Paul Wells has a three-pronged proposal in his latest column to improve question period and, in so doing, save a small piece of our democracy.
One idea in particular, caught my eye:
Schedule question period for first thing in the day, usually 10 a.m. Suddenly everyone has four fewer hours to get ready for the carnival, and four more hours to recover from it and move on to something else.
This is exactly what Dalton McGuinty did at Queen's Park after the 2007 election, moving QP from the afternoon to the morning.
Has it improved Ontario's democracy? Not according to NDP Leader Andrea Horwath, who claimed yesterday in her end-of-session interviews that the morning question period is one of the reasons Dalton McGuinty is still so darn popular in Ontario:
As Horwath noted, legislative rule changes that moved question period to the morning have also added another coat of Teflon to McGuinty in enabling the government to control the news agenda.

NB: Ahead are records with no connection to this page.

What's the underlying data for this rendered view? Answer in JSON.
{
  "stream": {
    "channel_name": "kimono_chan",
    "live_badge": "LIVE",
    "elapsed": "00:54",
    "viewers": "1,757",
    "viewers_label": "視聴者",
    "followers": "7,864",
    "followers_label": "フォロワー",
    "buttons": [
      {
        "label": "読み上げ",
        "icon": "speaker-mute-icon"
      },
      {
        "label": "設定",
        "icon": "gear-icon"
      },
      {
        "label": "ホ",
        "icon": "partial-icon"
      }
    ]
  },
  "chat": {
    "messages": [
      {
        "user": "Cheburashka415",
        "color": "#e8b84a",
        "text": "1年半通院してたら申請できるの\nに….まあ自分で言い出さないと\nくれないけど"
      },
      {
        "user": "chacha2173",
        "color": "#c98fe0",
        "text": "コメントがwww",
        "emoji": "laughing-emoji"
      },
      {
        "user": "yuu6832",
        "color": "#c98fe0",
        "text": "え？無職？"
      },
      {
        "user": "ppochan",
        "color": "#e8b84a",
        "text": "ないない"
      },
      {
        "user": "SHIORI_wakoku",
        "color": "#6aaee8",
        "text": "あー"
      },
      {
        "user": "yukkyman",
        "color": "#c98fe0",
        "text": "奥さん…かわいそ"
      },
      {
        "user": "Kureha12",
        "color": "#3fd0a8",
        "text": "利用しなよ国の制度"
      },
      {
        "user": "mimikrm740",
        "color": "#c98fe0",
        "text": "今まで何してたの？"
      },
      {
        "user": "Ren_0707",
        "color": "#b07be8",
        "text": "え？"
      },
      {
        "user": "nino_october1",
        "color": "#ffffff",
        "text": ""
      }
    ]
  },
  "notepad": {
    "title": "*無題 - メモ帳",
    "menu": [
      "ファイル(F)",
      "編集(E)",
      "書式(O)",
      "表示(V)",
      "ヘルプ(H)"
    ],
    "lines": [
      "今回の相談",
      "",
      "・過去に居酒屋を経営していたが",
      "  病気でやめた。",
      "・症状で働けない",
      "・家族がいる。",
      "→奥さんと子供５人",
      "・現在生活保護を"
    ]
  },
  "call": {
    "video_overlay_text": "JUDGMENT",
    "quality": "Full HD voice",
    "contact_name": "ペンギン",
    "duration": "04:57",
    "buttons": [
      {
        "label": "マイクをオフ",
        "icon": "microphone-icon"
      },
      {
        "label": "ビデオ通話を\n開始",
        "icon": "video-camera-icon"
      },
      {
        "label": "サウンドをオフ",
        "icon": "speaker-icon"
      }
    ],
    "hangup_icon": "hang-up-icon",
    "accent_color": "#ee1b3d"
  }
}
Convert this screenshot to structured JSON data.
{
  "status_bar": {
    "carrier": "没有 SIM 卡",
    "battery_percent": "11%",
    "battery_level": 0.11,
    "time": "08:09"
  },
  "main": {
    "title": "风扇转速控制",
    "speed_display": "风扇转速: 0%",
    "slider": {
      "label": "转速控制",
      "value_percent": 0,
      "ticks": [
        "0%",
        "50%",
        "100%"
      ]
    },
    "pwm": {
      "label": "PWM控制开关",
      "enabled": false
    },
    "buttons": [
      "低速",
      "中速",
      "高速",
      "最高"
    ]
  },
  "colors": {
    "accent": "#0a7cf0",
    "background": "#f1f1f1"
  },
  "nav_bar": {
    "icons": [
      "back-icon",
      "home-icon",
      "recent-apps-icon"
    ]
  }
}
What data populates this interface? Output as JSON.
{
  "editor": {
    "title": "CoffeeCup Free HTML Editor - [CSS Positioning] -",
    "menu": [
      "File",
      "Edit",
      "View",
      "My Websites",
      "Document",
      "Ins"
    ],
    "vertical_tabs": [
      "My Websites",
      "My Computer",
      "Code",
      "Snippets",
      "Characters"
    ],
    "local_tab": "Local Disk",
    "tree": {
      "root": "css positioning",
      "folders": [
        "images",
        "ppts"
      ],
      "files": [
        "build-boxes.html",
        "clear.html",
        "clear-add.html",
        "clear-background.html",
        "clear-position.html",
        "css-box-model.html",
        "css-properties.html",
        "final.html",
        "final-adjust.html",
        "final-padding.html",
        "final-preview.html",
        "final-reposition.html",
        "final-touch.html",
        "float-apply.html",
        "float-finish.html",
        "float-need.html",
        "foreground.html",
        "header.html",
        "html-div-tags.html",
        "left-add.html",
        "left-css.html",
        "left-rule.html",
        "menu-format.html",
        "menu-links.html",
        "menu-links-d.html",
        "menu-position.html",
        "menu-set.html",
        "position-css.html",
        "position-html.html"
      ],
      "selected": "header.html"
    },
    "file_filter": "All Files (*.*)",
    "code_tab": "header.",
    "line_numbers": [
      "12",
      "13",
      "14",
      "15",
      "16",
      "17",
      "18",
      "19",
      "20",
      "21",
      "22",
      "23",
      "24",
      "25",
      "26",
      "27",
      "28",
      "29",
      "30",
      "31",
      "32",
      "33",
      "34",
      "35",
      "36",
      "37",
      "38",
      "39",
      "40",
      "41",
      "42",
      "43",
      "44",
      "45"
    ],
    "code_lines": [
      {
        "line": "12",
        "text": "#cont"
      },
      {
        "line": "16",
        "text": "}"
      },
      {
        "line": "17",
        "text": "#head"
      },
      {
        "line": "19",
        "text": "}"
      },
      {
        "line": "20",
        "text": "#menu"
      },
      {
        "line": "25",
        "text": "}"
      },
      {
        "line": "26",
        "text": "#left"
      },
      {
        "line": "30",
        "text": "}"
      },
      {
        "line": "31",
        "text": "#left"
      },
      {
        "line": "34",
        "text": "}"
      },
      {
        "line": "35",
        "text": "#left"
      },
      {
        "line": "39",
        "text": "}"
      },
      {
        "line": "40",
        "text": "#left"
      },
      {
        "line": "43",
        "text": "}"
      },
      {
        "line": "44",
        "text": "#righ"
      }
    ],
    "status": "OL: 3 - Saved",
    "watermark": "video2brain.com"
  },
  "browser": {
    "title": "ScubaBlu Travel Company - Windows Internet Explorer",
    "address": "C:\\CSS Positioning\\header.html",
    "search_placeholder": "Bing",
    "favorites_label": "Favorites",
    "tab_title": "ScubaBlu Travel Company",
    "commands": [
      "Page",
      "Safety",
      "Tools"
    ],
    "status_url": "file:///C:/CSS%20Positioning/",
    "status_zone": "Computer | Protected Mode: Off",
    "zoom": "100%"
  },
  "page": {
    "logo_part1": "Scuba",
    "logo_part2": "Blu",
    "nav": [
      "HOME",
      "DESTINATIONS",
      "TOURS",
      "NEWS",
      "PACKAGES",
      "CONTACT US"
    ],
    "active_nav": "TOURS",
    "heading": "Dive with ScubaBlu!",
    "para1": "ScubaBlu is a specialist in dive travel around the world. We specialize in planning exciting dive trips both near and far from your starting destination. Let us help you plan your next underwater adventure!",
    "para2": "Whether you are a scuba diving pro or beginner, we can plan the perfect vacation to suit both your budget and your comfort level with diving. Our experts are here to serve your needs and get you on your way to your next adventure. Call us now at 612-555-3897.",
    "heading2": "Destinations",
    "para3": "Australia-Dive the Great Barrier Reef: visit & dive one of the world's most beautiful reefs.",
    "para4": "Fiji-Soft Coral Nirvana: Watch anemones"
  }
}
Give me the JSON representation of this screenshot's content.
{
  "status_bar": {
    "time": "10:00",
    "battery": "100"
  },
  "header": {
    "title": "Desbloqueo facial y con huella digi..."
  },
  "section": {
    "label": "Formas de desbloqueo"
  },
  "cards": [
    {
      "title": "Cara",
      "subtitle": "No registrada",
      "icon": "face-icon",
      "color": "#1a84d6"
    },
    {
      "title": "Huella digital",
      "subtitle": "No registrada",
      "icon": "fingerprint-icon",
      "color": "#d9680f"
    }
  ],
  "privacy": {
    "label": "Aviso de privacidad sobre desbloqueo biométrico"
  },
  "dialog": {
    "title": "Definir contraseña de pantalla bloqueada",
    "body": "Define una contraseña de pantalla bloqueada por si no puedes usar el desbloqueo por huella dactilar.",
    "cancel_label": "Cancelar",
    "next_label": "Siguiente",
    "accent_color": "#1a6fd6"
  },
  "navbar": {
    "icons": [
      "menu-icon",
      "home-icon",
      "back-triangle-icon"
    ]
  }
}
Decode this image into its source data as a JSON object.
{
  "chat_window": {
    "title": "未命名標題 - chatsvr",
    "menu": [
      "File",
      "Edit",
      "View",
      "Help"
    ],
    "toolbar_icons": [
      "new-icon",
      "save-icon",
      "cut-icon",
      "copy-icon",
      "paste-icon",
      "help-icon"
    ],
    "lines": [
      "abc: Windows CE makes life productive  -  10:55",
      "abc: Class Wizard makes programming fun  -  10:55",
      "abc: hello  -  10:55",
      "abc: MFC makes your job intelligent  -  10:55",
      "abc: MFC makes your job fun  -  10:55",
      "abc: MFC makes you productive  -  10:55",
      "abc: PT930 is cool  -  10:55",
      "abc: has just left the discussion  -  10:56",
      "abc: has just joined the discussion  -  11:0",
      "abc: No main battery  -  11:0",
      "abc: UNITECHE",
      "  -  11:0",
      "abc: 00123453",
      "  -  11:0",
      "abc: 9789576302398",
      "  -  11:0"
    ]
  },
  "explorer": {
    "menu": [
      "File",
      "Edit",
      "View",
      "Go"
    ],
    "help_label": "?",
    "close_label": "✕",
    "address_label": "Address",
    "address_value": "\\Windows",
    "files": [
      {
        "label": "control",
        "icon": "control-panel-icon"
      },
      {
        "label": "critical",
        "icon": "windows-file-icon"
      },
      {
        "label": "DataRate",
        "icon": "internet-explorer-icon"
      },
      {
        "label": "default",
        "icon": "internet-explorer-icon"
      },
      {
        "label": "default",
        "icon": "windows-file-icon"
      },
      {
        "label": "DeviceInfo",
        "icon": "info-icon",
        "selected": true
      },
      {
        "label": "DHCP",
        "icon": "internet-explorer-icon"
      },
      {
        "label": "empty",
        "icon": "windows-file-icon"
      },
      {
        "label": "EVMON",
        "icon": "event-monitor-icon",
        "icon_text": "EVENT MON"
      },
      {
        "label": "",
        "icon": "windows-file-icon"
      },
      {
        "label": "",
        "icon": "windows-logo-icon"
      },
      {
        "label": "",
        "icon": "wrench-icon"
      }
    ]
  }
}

Given that the opposition gets to ask the questions and therefore define the narrative of the day, if anything I would have thought that an earlier question period takes away from the ability for the government to control the news agenda each day. But I have no doubt the timing of question period is the real reason the NDP still has just over 10% support, while the Premier is just under 50% support.